The information often leaks out very quickly anyway and you know one of them said you see your picture on the front page of the paper coming out of a session that you thought was a secret meeting any how. So in some ways, you probably should be public from the beginning. So they put far less emphasis on the need to have secrecy then we typically do in the field.

Q: Interesting.

A: Even so they said well yes there are sometimes when the dangers engaged, involved are so great or it is just illegal in a context, sometimes you need to have some privacy and some place in which you can do this off the record and quietly. But if it stays there, it is just not doing any good. They said maybe you want to start there but if you don't have a plan from early on about how to translate that out into the more people and into the institutional realm then why do it?

Q: I wonder if some of those people might have said we should have been more public about it after they went through the process and I wonder if they would have had that same attitude going into it?
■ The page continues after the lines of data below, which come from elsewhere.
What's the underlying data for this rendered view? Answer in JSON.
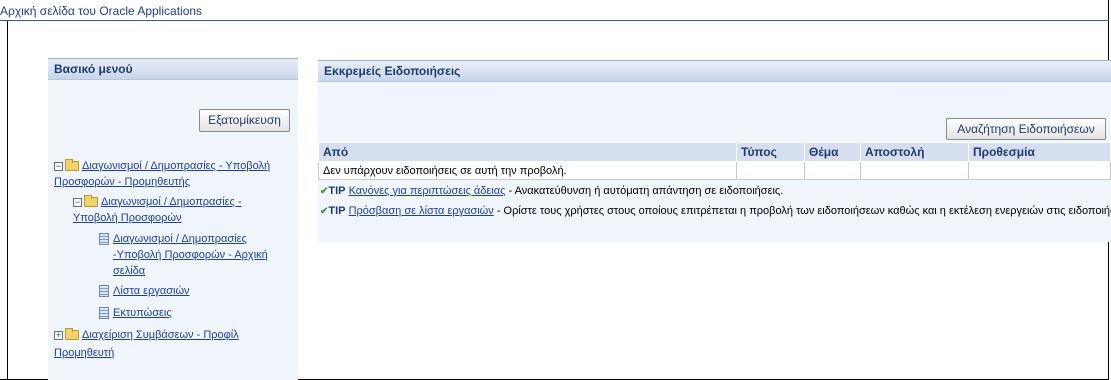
{
  "app": {
    "title": "Αρχική σελίδα του Oracle Applications"
  },
  "main_menu": {
    "header": "Βασικό μενού",
    "personalize_label": "Εξατομίκευση",
    "items": [
      {
        "line1": "Διαγωνισμοί / Δημοπρασίες - Υποβολή",
        "line2": "Προσφορών - Προμηθευτής"
      },
      {
        "line1": "Διαγωνισμοί / Δημοπρασίες -",
        "line2": "Υποβολή Προσφορών"
      },
      {
        "line1": "Διαγωνισμοί / Δημοπρασίες",
        "line2": "-Υποβολή Προσφορών - Αρχική",
        "line3": "σελίδα"
      },
      {
        "line1": "Λίστα εργασιών"
      },
      {
        "line1": "Εκτυπώσεις"
      },
      {
        "line1": "Διαχείριση Συμβάσεων - Προφίλ",
        "line2": "Προμηθευτή"
      }
    ]
  },
  "notifications": {
    "header": "Εκκρεμείς Ειδοποιήσεις",
    "search_label": "Αναζήτηση Ειδοποιήσεων",
    "columns": [
      "Από",
      "Τύπος",
      "Θέμα",
      "Αποστολή",
      "Προθεσμία"
    ],
    "empty_message": "Δεν υπάρχουν ειδοποιήσεις σε αυτή την προβολή.",
    "tips": [
      {
        "label": "TIP",
        "link": "Κανόνες για περιπτώσεις άδειας",
        "text": " - Ανακατεύθυνση ή αυτόματη απάντηση σε ειδοποιήσεις."
      },
      {
        "label": "TIP",
        "link": "Πρόσβαση σε λίστα εργασιών",
        "text": " - Ορίστε τους χρήστες στους οποίους επιτρέπεται η προβολή των ειδοποιήσεων καθώς και η εκτέλεση ενεργειών στις ειδοποιήσεις."
      }
    ]
  }
}
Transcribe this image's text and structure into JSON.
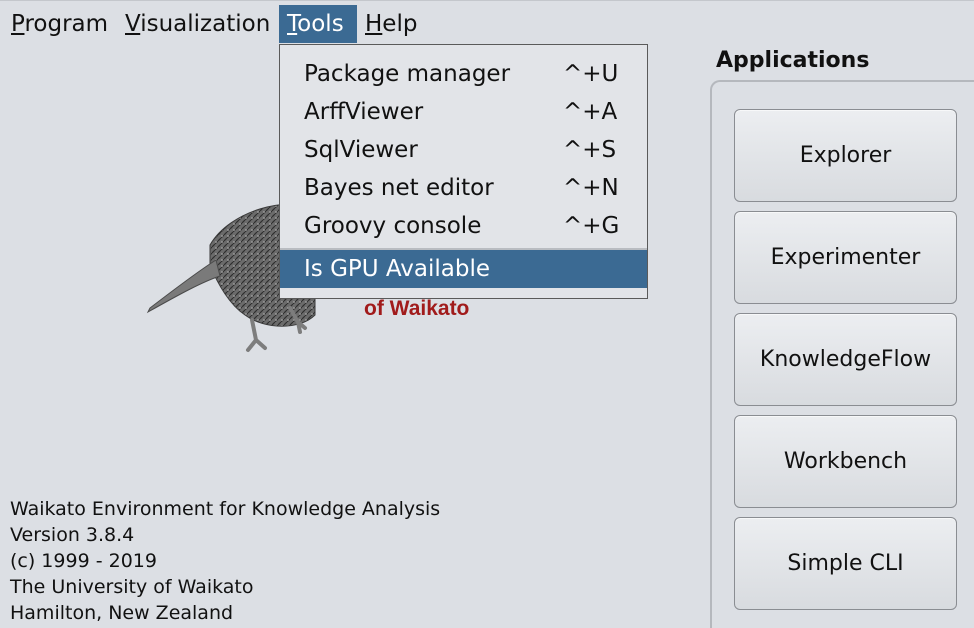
{
  "menubar": {
    "program": {
      "mnemonic": "P",
      "rest": "rogram"
    },
    "visualization": {
      "mnemonic": "V",
      "rest": "isualization"
    },
    "tools": {
      "mnemonic": "T",
      "rest": "ools"
    },
    "help": {
      "mnemonic": "H",
      "rest": "elp"
    }
  },
  "tools_menu": {
    "items": [
      {
        "label": "Package manager",
        "shortcut": "^+U"
      },
      {
        "label": "ArffViewer",
        "shortcut": "^+A"
      },
      {
        "label": "SqlViewer",
        "shortcut": "^+S"
      },
      {
        "label": "Bayes net editor",
        "shortcut": "^+N"
      },
      {
        "label": "Groovy console",
        "shortcut": "^+G"
      }
    ],
    "highlighted": "Is GPU Available"
  },
  "logo": {
    "text": "of Waikato"
  },
  "info": {
    "line1": "Waikato Environment for Knowledge Analysis",
    "line2": "Version 3.8.4",
    "line3": "(c) 1999 - 2019",
    "line4": "The University of Waikato",
    "line5": "Hamilton, New Zealand"
  },
  "applications": {
    "title": "Applications",
    "buttons": [
      "Explorer",
      "Experimenter",
      "KnowledgeFlow",
      "Workbench",
      "Simple CLI"
    ]
  },
  "colors": {
    "background": "#dcdfe4",
    "selection": "#3b6a93",
    "logo_text": "#a11b1b"
  }
}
A: It's a good question. We explored it a bit and it is hard to say. I think it would vary in those settings because of how much danger would have been involved when they were getting started. In the terms of the people of the room I guess the real challenge that I took from their reflections was that we shouldn't have an automatic assumption that you have to start with off the record and even if we do judge that in a given situation in order to get people there you really need to do that, that built into the system should be the question always on the table, so now what, where are we going to go next, what are we going to do to make the change that needs to be made other then knowing and loving each other. And I think this is up to people who bring people together for dialogue.

I think very often we have to take that more seriously than if they are just struggling to get together to have the first conversations they won't be thinking and so then what do we do next. They will just be thinking how can I listen to this person who has been my enemy or how can they listen to me. So it is up to the dialogue organizer to say very early on that experience shows that at some point if we are going to do anything with this and if we make any progress, we have to make some linkages across those other quadrants.